• **WHAT IS BEING ASKED**:
Would you output each record exactly as it stands?

• **MATERIAL SHOWN**:
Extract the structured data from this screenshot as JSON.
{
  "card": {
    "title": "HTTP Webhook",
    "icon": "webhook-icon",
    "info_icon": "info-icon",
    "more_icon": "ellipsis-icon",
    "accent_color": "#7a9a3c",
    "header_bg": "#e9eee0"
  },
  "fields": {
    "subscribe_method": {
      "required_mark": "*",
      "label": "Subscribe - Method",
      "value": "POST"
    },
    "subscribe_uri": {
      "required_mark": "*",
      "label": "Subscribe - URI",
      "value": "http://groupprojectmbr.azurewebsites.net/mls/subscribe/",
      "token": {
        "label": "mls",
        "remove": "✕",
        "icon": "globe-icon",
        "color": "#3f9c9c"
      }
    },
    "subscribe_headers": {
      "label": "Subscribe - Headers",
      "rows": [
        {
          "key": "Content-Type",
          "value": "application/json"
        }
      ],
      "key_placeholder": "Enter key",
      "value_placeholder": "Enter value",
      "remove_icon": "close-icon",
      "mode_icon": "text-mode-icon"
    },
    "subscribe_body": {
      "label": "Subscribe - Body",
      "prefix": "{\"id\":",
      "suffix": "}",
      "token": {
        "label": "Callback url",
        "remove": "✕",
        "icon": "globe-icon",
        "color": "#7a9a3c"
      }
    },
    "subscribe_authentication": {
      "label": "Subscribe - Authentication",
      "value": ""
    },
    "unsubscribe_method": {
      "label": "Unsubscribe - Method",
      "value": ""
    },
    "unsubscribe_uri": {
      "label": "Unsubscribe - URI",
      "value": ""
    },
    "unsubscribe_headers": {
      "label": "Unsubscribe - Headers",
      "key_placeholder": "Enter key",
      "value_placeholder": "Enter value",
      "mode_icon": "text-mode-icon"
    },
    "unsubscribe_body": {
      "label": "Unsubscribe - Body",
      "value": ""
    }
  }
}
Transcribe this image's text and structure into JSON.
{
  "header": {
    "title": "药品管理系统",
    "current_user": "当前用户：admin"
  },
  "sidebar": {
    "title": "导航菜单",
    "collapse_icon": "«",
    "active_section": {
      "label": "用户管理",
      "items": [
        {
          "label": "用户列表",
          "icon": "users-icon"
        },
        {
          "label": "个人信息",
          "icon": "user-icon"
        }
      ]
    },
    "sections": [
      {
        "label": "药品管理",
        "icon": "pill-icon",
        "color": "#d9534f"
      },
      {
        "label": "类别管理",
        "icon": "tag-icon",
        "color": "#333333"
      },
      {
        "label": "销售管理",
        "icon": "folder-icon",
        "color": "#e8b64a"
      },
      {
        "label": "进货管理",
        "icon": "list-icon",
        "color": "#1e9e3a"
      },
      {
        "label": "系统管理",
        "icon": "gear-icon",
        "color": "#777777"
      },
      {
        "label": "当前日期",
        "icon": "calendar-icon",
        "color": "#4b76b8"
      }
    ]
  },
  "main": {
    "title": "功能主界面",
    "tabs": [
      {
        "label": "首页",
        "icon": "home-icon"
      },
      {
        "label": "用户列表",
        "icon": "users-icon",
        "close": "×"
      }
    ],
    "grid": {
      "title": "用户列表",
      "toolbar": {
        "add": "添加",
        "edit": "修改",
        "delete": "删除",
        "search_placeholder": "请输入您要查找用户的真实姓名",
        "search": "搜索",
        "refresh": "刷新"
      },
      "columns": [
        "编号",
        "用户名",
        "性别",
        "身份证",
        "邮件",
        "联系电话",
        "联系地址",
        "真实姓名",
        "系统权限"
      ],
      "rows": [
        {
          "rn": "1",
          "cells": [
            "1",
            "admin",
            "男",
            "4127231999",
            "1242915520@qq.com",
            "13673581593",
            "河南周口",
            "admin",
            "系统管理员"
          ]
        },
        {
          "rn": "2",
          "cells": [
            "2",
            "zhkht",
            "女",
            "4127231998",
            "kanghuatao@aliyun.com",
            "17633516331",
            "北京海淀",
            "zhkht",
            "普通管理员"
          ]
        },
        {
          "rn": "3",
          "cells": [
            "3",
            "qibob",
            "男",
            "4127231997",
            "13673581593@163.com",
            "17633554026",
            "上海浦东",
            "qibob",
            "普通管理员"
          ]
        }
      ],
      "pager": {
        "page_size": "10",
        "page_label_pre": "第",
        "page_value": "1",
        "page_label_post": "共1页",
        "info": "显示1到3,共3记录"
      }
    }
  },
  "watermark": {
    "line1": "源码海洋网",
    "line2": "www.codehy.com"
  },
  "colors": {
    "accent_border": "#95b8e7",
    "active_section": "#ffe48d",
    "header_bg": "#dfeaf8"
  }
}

• **SOLVED PROBLEM**:
Extract the structured data from this screenshot as JSON.
{
  "card": {
    "title": "HTTP Webhook",
    "icon": "webhook-icon",
    "info_icon": "info-icon",
    "more_icon": "ellipsis-icon",
    "accent_color": "#7a9a3c",
    "header_bg": "#e9eee0"
  },
  "fields": {
    "subscribe_method": {
      "required_mark": "*",
      "label": "Subscribe - Method",
      "value": "POST"
    },
    "subscribe_uri": {
      "required_mark": "*",
      "label": "Subscribe - URI",
      "value": "http://groupprojectmbr.azurewebsites.net/mls/subscribe/",
      "token": {
        "label": "mls",
        "remove": "✕",
        "icon": "globe-icon",
        "color": "#3f9c9c"
      }
    },
    "subscribe_headers": {
      "label": "Subscribe - Headers",
      "rows": [
        {
          "key": "Content-Type",
          "value": "application/json"
        }
      ],
      "key_placeholder": "Enter key",
      "value_placeholder": "Enter value",
      "remove_icon": "close-icon",
      "mode_icon": "text-mode-icon"
    },
    "subscribe_body": {
      "label": "Subscribe - Body",
      "prefix": "{\"id\":",
      "suffix": "}",
      "token": {
        "label": "Callback url",
        "remove": "✕",
        "icon": "globe-icon",
        "color": "#7a9a3c"
      }
    },
    "subscribe_authentication": {
      "label": "Subscribe - Authentication",
      "value": ""
    },
    "unsubscribe_method": {
      "label": "Unsubscribe - Method",
      "value": ""
    },
    "unsubscribe_uri": {
      "label": "Unsubscribe - URI",
      "value": ""
    },
    "unsubscribe_headers": {
      "label": "Unsubscribe - Headers",
      "key_placeholder": "Enter key",
      "value_placeholder": "Enter value",
      "mode_icon": "text-mode-icon"
    },
    "unsubscribe_body": {
      "label": "Unsubscribe - Body",
      "value": ""
    }
  }
}
Transcribe this image's text and structure into JSON.
{
  "header": {
    "title": "药品管理系统",
    "current_user": "当前用户：admin"
  },
  "sidebar": {
    "title": "导航菜单",
    "collapse_icon": "«",
    "active_section": {
      "label": "用户管理",
      "items": [
        {
          "label": "用户列表",
          "icon": "users-icon"
        },
        {
          "label": "个人信息",
          "icon": "user-icon"
        }
      ]
    },
    "sections": [
      {
        "label": "药品管理",
        "icon": "pill-icon",
        "color": "#d9534f"
      },
      {
        "label": "类别管理",
        "icon": "tag-icon",
        "color": "#333333"
      },
      {
        "label": "销售管理",
        "icon": "folder-icon",
        "color": "#e8b64a"
      },
      {
        "label": "进货管理",
        "icon": "list-icon",
        "color": "#1e9e3a"
      },
      {
        "label": "系统管理",
        "icon": "gear-icon",
        "color": "#777777"
      },
      {
        "label": "当前日期",
        "icon": "calendar-icon",
        "color": "#4b76b8"
      }
    ]
  },
  "main": {
    "title": "功能主界面",
    "tabs": [
      {
        "label": "首页",
        "icon": "home-icon"
      },
      {
        "label": "用户列表",
        "icon": "users-icon",
        "close": "×"
      }
    ],
    "grid": {
      "title": "用户列表",
      "toolbar": {
        "add": "添加",
        "edit": "修改",
        "delete": "删除",
        "search_placeholder": "请输入您要查找用户的真实姓名",
        "search": "搜索",
        "refresh": "刷新"
      },
      "columns": [
        "编号",
        "用户名",
        "性别",
        "身份证",
        "邮件",
        "联系电话",
        "联系地址",
        "真实姓名",
        "系统权限"
      ],
      "rows": [
        {
          "rn": "1",
          "cells": [
            "1",
            "admin",
            "男",
            "4127231999",
            "1242915520@qq.com",
            "13673581593",
            "河南周口",
            "admin",
            "系统管理员"
          ]
        },
        {
          "rn": "2",
          "cells": [
            "2",
            "zhkht",
            "女",
            "4127231998",
            "kanghuatao@aliyun.com",
            "17633516331",
            "北京海淀",
            "zhkht",
            "普通管理员"
          ]
        },
        {
          "rn": "3",
          "cells": [
            "3",
            "qibob",
            "男",
            "4127231997",
            "13673581593@163.com",
            "17633554026",
            "上海浦东",
            "qibob",
            "普通管理员"
          ]
        }
      ],
      "pager": {
        "page_size": "10",
        "page_label_pre": "第",
        "page_value": "1",
        "page_label_post": "共1页",
        "info": "显示1到3,共3记录"
      }
    }
  },
  "watermark": {
    "line1": "源码海洋网",
    "line2": "www.codehy.com"
  },
  "colors": {
    "accent_border": "#95b8e7",
    "active_section": "#ffe48d",
    "header_bg": "#dfeaf8"
  }
}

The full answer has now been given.